Task:
Whenever a line below includes the string "content", show it.

Information shown Block Start

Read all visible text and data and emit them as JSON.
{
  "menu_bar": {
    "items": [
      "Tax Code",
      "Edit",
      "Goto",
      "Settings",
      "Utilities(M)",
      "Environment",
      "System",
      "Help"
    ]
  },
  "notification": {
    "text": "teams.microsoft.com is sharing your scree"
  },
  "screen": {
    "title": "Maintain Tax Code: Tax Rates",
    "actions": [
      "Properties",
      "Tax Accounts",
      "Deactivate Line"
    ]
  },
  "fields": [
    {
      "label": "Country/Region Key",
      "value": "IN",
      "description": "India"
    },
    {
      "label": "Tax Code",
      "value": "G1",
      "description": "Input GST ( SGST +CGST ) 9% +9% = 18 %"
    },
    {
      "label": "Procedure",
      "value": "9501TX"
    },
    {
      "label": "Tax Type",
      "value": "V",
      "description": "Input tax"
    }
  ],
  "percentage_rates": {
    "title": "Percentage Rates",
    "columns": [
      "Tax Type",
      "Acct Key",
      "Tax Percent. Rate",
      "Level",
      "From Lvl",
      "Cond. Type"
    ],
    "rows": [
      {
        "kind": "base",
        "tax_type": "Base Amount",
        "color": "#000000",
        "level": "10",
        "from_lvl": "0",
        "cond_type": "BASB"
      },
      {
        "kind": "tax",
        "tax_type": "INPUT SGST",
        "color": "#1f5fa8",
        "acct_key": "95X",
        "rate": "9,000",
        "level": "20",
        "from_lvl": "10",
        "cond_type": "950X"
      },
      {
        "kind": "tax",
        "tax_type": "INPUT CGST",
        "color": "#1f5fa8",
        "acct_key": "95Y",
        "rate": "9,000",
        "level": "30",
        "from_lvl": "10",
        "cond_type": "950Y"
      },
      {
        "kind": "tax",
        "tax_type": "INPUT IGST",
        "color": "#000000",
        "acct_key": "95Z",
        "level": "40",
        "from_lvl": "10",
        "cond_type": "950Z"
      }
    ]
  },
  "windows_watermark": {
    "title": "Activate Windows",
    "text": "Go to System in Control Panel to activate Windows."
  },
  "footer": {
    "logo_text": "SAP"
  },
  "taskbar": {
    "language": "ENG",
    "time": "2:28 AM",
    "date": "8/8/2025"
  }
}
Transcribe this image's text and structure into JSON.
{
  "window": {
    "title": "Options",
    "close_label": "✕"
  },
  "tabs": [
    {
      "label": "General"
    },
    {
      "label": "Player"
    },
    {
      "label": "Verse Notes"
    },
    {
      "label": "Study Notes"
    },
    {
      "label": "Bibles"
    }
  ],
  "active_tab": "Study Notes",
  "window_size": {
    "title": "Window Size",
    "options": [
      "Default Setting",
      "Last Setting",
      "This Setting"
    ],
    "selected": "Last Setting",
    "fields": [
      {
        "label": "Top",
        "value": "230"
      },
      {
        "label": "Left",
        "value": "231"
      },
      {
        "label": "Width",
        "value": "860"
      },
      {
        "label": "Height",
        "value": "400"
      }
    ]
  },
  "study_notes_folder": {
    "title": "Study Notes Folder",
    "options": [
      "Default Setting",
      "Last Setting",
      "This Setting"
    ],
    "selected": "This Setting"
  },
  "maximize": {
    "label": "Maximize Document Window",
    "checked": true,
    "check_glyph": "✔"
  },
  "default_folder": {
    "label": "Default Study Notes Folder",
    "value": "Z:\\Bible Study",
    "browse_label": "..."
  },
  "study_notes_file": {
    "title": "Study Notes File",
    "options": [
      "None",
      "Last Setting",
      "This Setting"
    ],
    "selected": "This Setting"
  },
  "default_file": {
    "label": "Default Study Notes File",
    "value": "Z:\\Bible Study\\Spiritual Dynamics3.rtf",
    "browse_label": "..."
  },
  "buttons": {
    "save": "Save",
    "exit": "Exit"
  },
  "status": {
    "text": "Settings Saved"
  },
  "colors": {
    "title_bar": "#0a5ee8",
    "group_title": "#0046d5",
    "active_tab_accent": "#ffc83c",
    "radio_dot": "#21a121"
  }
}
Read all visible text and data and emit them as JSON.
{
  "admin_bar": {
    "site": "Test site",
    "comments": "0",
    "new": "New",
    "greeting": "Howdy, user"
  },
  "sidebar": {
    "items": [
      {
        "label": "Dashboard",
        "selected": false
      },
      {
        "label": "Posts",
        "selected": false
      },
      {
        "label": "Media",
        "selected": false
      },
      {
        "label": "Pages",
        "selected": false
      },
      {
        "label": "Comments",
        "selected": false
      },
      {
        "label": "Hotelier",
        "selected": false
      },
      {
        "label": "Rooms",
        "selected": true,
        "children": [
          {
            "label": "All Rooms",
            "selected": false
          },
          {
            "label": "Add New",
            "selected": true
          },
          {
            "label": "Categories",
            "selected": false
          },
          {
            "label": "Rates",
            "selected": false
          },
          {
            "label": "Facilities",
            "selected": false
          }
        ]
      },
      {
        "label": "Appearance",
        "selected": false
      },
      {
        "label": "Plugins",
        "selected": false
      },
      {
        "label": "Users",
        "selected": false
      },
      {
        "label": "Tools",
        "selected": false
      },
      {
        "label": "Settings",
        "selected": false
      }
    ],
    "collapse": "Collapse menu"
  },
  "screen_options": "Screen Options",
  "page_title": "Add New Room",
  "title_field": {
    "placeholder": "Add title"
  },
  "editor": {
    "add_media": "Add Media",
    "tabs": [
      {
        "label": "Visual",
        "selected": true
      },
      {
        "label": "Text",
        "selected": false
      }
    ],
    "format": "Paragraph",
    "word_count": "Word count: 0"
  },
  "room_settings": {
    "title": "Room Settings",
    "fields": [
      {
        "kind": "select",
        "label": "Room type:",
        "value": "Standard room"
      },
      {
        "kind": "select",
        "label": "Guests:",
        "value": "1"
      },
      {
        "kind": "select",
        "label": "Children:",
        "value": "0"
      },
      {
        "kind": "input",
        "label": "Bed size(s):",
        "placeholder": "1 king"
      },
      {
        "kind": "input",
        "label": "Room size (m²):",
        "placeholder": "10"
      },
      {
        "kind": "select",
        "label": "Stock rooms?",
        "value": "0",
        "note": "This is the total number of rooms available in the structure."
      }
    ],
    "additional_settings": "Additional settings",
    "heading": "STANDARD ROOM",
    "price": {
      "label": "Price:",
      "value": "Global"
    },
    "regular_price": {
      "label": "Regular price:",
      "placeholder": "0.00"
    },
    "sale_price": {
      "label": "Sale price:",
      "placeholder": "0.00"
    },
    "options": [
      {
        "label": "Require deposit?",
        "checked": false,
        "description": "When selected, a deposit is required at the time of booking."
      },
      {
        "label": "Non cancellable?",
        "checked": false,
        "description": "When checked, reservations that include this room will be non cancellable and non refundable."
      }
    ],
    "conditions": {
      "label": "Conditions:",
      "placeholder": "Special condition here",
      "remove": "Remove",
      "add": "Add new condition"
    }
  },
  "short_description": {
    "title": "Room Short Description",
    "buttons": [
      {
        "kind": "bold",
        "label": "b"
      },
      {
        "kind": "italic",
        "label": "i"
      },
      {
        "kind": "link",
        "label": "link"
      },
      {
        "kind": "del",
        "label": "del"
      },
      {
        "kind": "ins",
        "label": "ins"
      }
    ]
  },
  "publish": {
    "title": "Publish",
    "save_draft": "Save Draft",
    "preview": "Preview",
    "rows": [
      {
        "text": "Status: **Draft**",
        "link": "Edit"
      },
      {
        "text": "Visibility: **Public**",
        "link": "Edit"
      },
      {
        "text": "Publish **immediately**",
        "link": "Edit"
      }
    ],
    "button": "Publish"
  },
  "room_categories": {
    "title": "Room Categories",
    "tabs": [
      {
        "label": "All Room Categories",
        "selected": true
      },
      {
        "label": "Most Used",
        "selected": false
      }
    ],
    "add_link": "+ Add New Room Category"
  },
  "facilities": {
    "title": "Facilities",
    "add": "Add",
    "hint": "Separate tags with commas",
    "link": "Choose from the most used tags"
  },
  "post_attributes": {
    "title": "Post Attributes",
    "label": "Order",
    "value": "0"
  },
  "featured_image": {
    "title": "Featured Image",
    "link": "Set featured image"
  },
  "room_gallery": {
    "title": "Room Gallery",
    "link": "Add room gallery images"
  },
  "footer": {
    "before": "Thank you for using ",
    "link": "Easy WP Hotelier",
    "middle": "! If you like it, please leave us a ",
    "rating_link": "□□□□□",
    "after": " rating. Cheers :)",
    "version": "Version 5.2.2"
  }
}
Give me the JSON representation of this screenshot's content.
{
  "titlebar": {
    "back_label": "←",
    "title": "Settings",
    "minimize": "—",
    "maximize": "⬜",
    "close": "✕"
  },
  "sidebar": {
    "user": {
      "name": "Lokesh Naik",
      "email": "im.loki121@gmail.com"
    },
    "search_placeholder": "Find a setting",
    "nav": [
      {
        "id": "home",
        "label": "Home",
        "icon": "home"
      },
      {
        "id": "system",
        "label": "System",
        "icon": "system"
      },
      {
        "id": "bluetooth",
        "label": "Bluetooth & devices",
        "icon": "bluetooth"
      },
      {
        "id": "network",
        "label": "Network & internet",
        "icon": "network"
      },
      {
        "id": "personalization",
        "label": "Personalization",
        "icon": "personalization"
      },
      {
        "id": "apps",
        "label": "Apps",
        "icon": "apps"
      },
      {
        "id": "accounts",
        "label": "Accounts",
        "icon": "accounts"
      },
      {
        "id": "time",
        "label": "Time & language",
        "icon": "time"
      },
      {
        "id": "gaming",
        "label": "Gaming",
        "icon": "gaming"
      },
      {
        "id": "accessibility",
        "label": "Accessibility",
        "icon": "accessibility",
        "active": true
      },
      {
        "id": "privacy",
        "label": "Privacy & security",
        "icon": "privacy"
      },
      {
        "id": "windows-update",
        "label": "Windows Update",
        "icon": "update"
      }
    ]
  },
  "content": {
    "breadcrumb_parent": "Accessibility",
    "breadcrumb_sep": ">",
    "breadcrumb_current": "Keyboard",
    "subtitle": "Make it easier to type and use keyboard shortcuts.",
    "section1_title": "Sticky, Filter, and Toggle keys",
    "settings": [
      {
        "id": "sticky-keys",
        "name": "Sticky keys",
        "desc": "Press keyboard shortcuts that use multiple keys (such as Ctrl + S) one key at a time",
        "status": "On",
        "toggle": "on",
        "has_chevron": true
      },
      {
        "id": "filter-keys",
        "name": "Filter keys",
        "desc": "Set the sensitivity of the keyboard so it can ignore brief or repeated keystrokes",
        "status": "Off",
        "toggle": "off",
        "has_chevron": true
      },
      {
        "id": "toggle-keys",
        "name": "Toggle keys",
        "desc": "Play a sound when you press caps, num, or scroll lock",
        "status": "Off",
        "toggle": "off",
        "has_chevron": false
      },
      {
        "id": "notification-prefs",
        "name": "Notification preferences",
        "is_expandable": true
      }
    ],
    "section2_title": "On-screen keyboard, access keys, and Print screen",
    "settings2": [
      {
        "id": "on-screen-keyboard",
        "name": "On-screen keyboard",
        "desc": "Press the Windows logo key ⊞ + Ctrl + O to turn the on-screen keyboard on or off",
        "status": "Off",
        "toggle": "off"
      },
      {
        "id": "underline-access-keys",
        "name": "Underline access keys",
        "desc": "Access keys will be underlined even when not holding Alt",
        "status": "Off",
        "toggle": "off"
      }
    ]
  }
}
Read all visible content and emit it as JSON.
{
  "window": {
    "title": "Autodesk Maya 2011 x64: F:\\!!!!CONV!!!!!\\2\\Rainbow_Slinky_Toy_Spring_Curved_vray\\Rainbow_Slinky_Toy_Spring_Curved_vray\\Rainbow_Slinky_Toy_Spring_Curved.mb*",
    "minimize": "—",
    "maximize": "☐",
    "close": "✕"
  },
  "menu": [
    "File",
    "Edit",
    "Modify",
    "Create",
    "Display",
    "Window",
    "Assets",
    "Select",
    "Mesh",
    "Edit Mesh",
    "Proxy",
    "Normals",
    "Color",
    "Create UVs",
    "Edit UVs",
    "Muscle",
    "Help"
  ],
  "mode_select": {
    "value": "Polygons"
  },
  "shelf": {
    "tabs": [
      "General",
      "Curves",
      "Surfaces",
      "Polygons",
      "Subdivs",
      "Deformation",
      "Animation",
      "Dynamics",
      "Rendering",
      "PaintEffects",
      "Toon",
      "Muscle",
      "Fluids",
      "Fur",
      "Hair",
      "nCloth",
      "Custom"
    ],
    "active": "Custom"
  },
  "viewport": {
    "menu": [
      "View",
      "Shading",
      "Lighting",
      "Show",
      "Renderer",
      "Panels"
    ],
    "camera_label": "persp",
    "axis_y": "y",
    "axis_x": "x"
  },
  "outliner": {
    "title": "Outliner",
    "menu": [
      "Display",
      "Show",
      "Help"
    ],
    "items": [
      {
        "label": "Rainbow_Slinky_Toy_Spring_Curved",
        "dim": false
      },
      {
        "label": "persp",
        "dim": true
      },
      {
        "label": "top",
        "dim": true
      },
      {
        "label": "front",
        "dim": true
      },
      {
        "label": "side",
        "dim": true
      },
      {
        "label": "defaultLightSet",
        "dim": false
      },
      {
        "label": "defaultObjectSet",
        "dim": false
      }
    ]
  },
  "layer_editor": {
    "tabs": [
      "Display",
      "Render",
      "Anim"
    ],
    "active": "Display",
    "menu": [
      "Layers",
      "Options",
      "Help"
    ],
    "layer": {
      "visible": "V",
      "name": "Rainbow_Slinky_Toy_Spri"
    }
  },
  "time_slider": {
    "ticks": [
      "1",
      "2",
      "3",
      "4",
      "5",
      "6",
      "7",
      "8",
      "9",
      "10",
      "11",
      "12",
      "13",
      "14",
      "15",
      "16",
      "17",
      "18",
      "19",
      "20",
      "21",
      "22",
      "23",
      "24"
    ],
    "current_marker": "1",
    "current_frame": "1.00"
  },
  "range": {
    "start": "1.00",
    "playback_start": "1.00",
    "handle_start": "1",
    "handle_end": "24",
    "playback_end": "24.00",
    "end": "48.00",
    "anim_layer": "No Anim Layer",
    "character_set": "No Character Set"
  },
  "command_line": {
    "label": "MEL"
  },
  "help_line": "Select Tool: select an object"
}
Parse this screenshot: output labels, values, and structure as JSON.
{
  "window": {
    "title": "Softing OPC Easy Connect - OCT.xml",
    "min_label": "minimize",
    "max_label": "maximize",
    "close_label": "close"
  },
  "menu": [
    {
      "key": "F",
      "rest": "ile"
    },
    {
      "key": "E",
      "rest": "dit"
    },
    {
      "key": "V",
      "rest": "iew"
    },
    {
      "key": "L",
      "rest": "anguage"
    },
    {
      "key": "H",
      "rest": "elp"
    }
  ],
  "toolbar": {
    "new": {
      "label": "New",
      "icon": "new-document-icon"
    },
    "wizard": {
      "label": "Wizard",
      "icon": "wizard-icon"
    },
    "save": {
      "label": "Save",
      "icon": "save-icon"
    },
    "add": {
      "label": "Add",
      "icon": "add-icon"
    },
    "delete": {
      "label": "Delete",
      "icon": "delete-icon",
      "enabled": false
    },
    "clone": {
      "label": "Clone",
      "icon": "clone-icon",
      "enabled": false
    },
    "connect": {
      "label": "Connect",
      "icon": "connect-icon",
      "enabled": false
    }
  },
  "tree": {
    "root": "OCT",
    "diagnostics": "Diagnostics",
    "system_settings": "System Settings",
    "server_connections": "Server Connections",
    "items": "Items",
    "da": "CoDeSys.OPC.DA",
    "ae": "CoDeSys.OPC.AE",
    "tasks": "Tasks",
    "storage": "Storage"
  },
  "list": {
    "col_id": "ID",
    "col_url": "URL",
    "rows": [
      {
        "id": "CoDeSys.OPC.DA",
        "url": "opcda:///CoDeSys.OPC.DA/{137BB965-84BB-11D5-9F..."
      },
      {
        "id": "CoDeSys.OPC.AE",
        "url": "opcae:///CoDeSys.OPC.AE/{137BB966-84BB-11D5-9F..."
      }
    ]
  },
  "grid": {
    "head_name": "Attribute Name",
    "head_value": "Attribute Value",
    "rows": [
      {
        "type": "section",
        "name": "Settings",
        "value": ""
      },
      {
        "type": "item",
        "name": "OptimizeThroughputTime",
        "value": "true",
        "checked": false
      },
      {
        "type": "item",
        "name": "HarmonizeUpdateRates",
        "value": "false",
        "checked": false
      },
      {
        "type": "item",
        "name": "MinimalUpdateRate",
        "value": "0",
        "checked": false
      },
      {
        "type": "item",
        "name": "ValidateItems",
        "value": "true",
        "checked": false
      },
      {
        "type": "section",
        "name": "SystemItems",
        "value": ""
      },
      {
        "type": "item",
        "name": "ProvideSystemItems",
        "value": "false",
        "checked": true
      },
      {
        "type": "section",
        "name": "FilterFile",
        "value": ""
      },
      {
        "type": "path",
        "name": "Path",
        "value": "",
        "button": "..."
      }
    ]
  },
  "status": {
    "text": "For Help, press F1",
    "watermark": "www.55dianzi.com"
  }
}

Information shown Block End

Answer box:
Give me the JSON representation of this screenshot's content.
  "content": {
Read all visible content and emit it as JSON.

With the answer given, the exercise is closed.